Mud Jeans was formed in by Bert van Son, a 30 year veteran of the fashion industry, on a very simple principle, “What if we all clean up our own mess?”. At the age of 23 Bert moved to China to work in the textile industry and his time there made him see the impact fast fashion has on the environment and its factory workers and made him believe that there is an alternative way…

In 2013 he introduced Lease A Jeans, an innovative approach to offer guilt-free consumption. MUD Jeans allows customers to shop guilt-free and do good for the environment, while looking fashionable and modern. The company won several awards, such as the Sustainability Leadership Award and the Peta Vegan Awards.


What do consumers get out of leasing jeans?

In the words of MUD, "Lease A Jeans is a guilt-free solution for conscious people that have a desire for newness." It's estimated that around 30% of clothes in our wardrobes have not been worn in over a year. Consumers can change their jeans as fashions change without the guilt associated with throwing away a perfectly usable item of clothing.

Leasing can be more affordable, instead of paying anywhere up to £150 for a pair of designer jeans, a monthly payment of €7.50 be much easier to find.

Consumers get to feel that they are part of a pioneering movement, changing the world for the better. MUD are very consciously positioning themselves as the hub of a "community of forward-thinking people... true pioneers, visionaries and changemakers."

How does it work?

Instead of purchasing the jeans, in the usual way, Mud offer consumers to option to Lease Jeans for €7.50 / month.

After 12 months they can choose one of 3 paths;

  • Keep the jeans for as long as they like;
  • Switch the jeans for a new pair, and continue leasing for another year;
  • Send the jeans back to MUD and get a €10 voucher for a new purchase. 

What does the business get out of leasing jeans?

Like many other commodities, cotton prices have become more volatile in in recent years and have increased by over 180% in the last 15 years, at once stage in 2011 peaking at +480% compared with the 2002 price.

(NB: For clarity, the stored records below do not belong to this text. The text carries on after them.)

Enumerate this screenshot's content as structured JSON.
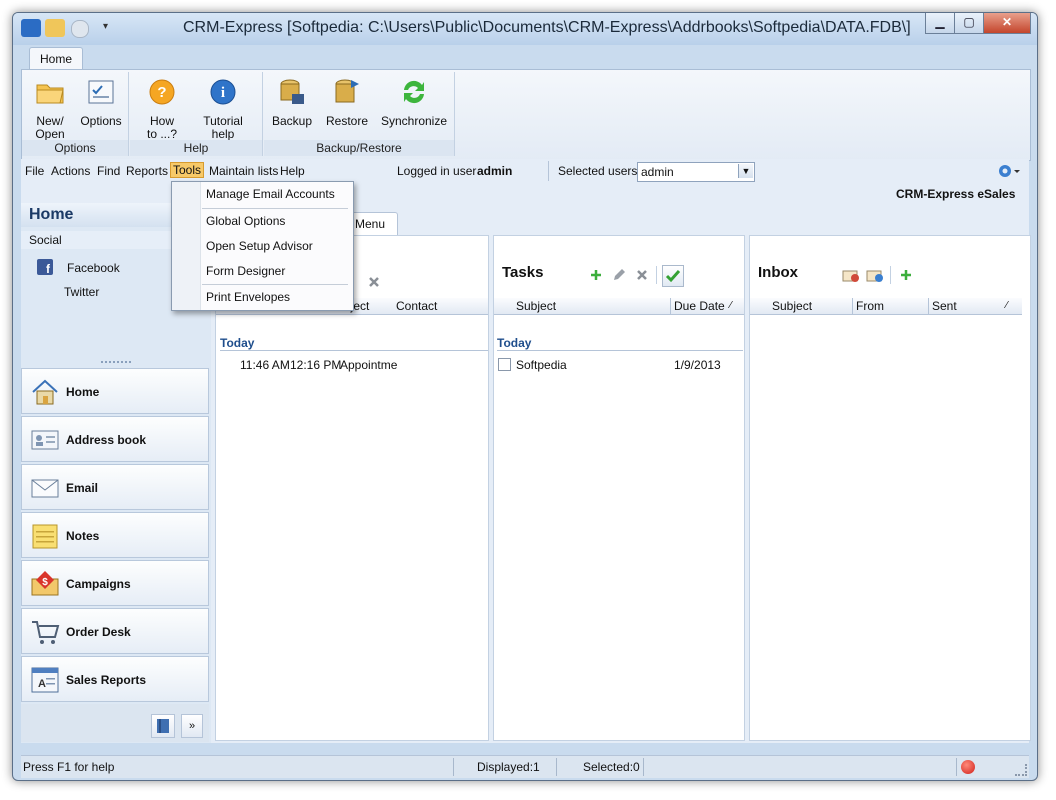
{
  "window": {
    "title": "CRM-Express [Softpedia: C:\\Users\\Public\\Documents\\CRM-Express\\Addrbooks\\Softpedia\\DATA.FDB\\]",
    "ribbon_tab": "Home",
    "accent": "#1f4e8c"
  },
  "ribbon": {
    "groups": [
      {
        "label": "Options",
        "buttons": [
          {
            "label": "New/\nOpen",
            "icon": "folder-icon"
          },
          {
            "label": "Options",
            "icon": "options-icon"
          }
        ]
      },
      {
        "label": "Help",
        "buttons": [
          {
            "label": "How\nto ...?",
            "icon": "question-icon"
          },
          {
            "label": "Tutorial\nhelp",
            "icon": "info-icon"
          }
        ]
      },
      {
        "label": "Backup/Restore",
        "buttons": [
          {
            "label": "Backup",
            "icon": "backup-icon"
          },
          {
            "label": "Restore",
            "icon": "restore-icon"
          },
          {
            "label": "Synchronize",
            "icon": "sync-icon"
          }
        ]
      }
    ]
  },
  "menubar": {
    "items": [
      "File",
      "Actions",
      "Find",
      "Reports",
      "Tools",
      "Maintain lists",
      "Help"
    ],
    "logged_in_label": "Logged in user",
    "logged_in_user": "admin",
    "selected_users_label": "Selected users",
    "selected_users_value": "admin",
    "brand": "CRM-Express eSales"
  },
  "tools_menu": [
    "Manage Email Accounts",
    "Global Options",
    "Open Setup Advisor",
    "Form Designer",
    "Print Envelopes"
  ],
  "sidebar": {
    "title": "Home",
    "section": "Social",
    "social": [
      "Facebook",
      "Twitter"
    ],
    "nav": [
      "Home",
      "Address book",
      "Email",
      "Notes",
      "Campaigns",
      "Order Desk",
      "Sales Reports"
    ]
  },
  "tab_fragment": "Menu",
  "appointments": {
    "columns": [
      "bject",
      "Contact"
    ],
    "group": "Today",
    "rows": [
      {
        "start": "11:46 AM",
        "end": "12:16 PM",
        "subject": "Appointme"
      }
    ]
  },
  "tasks": {
    "title": "Tasks",
    "columns": [
      "Subject",
      "Due Date"
    ],
    "group": "Today",
    "rows": [
      {
        "subject": "Softpedia",
        "due": "1/9/2013"
      }
    ]
  },
  "inbox": {
    "title": "Inbox",
    "columns": [
      "Subject",
      "From",
      "Sent"
    ]
  },
  "status": {
    "help": "Press F1 for help",
    "displayed": "Displayed:1",
    "selected": "Selected:0"
  }
}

Mud Jeans are made with up to 40% recycled content but that still leaves 60% of the material as virgin cotton, subject to the volatility of the market. This is further amplified for MUD as they use organic cotton, which suffers from even more  exaggerated price fluctuation and supply disruption due to the extra focus on the provenance of the material.

Realising the vulnerability of their supply chain, van Son decided they could make more effective use of the material they had already purchased by taking back jeans at the end of their life and recycling them. After learning about different business models, such as Rolls Royce's "Power by the hour" and Turntoo, in which consumers pay for performance rather than for a product, he realised that the best way to maintain control over his products, and to ensure he could recover the materials used to make them, was to avoid selling them in the first place.

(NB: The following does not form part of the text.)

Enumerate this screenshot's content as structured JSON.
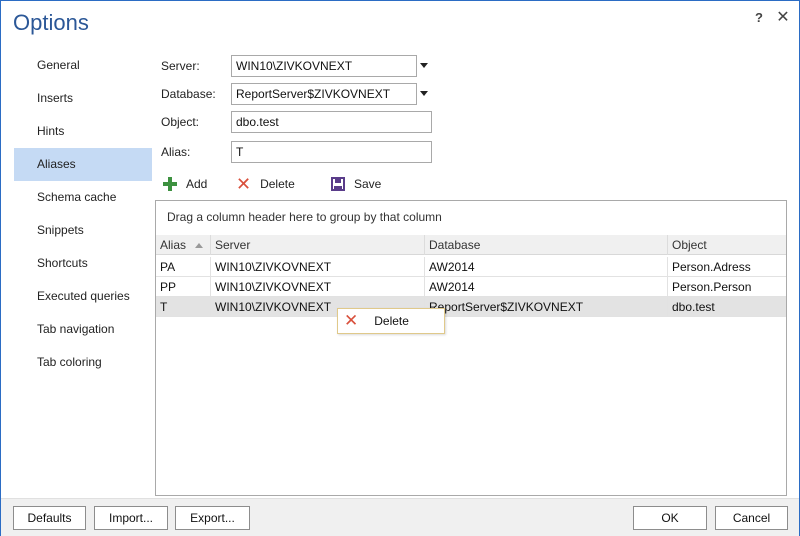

So he decided to start leasing jeans, instead of selling them, and he built a business model that made it easy and financially beneficial for consumers to return their jeans when they had finished with them.

This brings the business a number of benefits, including;

  • better control over input costs
  • a long-term revenue stream with much higher customer retention
  • turns consumers into a community of fans who are passionate about the goals and values of the business